"Perfect Storm’ of year continuing
Never mind a hiring freeze – it’s looking like a round of layoffs is in the offing. The company must trim about $20 million from spending, we understand. It’s going to hurt, no question.
Early bookings for ski season lodging look lower than even last year at this time, right after Sept. 11. War talk, a stock market tipping the wrong way, consumer confidence finally faltering to 1993 levels. Plenty of tea leaves portend more tough times ahead.
Local foreclosures appear on track for another record this year. Those upbeat smiles among the real estate crowd are beginning to look a bit more fixed, more grimace-like, as prices for most types of housing fade and units sit longer on the market awaiting sales.
We’ll see, soon enough, where the catalyst company is concerned. Budget cutting and layoffs are no fun for anyone. The ripples and recriminations will of course add to the pain all along the valley.
What we’ll also see, or ought to see, is government entities taking the cue and revising their expectations for the next year even lower. Businesses are already doing this, feeling the icy end of the cold fact that they cannot take in less money than they expend for very long.
The ski company’s actions to protect the franchise will naturally translate into accusations of greed, mainly from people who could not balance their own checkbooks or quite understand why they must. The sad reality of actual greed among glamour CEOs and other high execs, some of whom have put their vacation homes up for sale here, will sharpen the stick of criticism locally. The sad symbolic consequence of the revelations from Vail Resorts will likely feed a self-defeating pessimism, at least for a time. The hand-wringing alone may raise a gale.
How all this affects election decisions will be interesting, even disheartening. We’ve got a fistful of ballot measures seeking tax increases, all for good causes. It would be quite a stretch to imagine all of them sailing through like the ones last spring did.
Somehow, we manage to forget that the economy works in cycles. The market will not forever go mainly down in big 2-3 percent daily trading chunks, just as it was not destined to always emulate helium. Yes, the dot.scam days are done, but there will be more developments to get excited about in time, ideally ones with firmer foundations than that “New Economy” nonsense. Meanwhile the Internet world does continue to grow, however quietly now. More people are tapping in than ever.
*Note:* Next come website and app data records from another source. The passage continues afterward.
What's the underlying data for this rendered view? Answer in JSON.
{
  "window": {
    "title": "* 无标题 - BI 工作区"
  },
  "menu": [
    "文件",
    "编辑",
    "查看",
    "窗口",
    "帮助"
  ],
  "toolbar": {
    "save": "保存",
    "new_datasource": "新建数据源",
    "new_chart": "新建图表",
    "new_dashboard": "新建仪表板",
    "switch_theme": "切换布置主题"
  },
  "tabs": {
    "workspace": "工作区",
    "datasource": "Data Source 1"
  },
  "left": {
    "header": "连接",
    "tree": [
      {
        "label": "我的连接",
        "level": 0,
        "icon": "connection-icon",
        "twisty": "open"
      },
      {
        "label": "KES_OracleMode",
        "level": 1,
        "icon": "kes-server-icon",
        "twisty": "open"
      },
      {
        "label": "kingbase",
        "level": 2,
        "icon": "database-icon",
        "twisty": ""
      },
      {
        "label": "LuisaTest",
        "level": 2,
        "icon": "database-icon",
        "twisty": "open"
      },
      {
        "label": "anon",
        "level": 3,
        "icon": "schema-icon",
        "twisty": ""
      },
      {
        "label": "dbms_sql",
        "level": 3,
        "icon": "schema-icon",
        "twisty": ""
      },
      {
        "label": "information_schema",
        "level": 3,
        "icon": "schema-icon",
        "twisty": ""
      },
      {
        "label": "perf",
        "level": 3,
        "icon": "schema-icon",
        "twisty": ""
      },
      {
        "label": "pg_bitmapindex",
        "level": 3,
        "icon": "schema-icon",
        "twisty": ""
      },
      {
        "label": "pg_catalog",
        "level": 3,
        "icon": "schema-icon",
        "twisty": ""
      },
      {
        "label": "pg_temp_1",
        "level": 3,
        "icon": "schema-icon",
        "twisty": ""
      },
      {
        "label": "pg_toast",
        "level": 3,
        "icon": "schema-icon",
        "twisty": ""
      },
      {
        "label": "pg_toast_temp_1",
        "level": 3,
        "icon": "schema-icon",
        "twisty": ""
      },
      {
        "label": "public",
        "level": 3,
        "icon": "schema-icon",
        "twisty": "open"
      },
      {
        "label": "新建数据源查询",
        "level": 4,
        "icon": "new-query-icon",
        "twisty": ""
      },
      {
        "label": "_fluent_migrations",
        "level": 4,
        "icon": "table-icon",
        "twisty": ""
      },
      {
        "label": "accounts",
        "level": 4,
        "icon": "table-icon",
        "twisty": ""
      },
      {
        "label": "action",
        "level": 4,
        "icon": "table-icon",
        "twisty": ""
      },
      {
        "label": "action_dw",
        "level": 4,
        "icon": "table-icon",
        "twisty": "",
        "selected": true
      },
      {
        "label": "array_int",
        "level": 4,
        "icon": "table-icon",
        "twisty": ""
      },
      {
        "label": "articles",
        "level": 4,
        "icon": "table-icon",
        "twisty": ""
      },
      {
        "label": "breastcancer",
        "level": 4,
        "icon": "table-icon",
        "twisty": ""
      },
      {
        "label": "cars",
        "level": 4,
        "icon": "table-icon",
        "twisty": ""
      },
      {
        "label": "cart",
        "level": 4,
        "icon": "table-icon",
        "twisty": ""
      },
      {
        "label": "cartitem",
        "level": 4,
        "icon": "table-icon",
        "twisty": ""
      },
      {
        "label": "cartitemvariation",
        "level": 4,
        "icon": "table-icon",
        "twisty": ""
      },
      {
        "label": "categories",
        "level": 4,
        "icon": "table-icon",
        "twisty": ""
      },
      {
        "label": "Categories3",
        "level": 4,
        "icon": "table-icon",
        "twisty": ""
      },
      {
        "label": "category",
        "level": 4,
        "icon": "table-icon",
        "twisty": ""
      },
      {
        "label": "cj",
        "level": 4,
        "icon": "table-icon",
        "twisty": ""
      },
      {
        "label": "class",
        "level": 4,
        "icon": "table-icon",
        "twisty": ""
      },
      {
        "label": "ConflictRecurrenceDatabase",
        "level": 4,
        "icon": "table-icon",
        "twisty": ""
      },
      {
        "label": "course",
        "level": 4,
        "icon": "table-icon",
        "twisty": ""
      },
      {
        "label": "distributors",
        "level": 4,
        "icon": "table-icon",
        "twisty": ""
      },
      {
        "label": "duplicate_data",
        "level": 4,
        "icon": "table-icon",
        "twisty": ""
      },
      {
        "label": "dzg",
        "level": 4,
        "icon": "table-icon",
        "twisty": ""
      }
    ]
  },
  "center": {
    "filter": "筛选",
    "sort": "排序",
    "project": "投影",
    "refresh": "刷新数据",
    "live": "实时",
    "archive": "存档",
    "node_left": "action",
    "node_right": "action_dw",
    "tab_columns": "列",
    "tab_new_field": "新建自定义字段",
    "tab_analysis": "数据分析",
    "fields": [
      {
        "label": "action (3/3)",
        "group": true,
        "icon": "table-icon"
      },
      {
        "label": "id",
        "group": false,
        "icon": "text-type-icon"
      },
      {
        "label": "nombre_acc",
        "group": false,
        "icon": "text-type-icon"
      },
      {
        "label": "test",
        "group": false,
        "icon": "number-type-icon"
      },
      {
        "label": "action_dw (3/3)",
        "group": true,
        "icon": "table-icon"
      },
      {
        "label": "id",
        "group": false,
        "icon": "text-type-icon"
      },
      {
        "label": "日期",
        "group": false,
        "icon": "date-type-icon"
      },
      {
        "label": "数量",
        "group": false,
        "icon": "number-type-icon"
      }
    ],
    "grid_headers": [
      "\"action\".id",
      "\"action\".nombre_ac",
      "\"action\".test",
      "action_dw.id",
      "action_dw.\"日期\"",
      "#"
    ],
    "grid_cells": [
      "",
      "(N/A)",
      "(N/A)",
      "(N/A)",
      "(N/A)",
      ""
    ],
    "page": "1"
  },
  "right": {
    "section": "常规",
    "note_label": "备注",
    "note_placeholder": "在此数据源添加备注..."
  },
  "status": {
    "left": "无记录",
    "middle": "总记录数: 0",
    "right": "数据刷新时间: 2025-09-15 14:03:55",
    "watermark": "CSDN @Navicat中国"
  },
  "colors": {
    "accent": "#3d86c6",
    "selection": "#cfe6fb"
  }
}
Global warming may well be upon us, but we can bet the farm there’ll be a few snowy winters yet before we become Moab. Maybe the governor will even be compelled before Christmas to utter some wild-eyed exaggeration like: “It’s snowing all over Colorado!”
Even though our relatively gentle recession may yet bite harder before recovering more fully, the signs are not all doleful, either.
Developers stripped of belief in their indicators do not summon the bull dozers and endure the expense of building grand projects such as at Berry Creek and the Village at Avon, home to our first big box retailers and eventually 2,000 or so homes. Many of us may pine for that abandoned airstrip where a new era in High Country shopping is taking root. But it would be left to decay if our economic foundation and future truly were dark.
Yahoo! – remember them? – is reporting stronger than anticipated earnings, perhaps presaging the re-emergence of sounder dot-com enterprises. Traditional bellwether GE’s favorable earnings statement sent the Dow up 260 points Friday, after the index rose 240 points Thursday. At some point, an upward trend will settle in. It may come after war or the threat of war passes, after consumers recover from rattled nerves about spending, after winter. But it will come.
It’s been the Perfect Storm sort of year for the valley so tied to Wall Street and national happenings such as the Sept. 11 attacks, airline difficulties, struggling economy, bad boy (and girl) CEOs, looming war on Iraq. Combine that locally with low snow, fire and drought, and we’ve already weathered a lot. VR’s news to come will mean we’ll weather more yet, obviously.
Brace yourself. But also understand that all is not lost forever.
Managing Editor Don Rogers can be reached at 949-0555, ext. 600, or email@example.com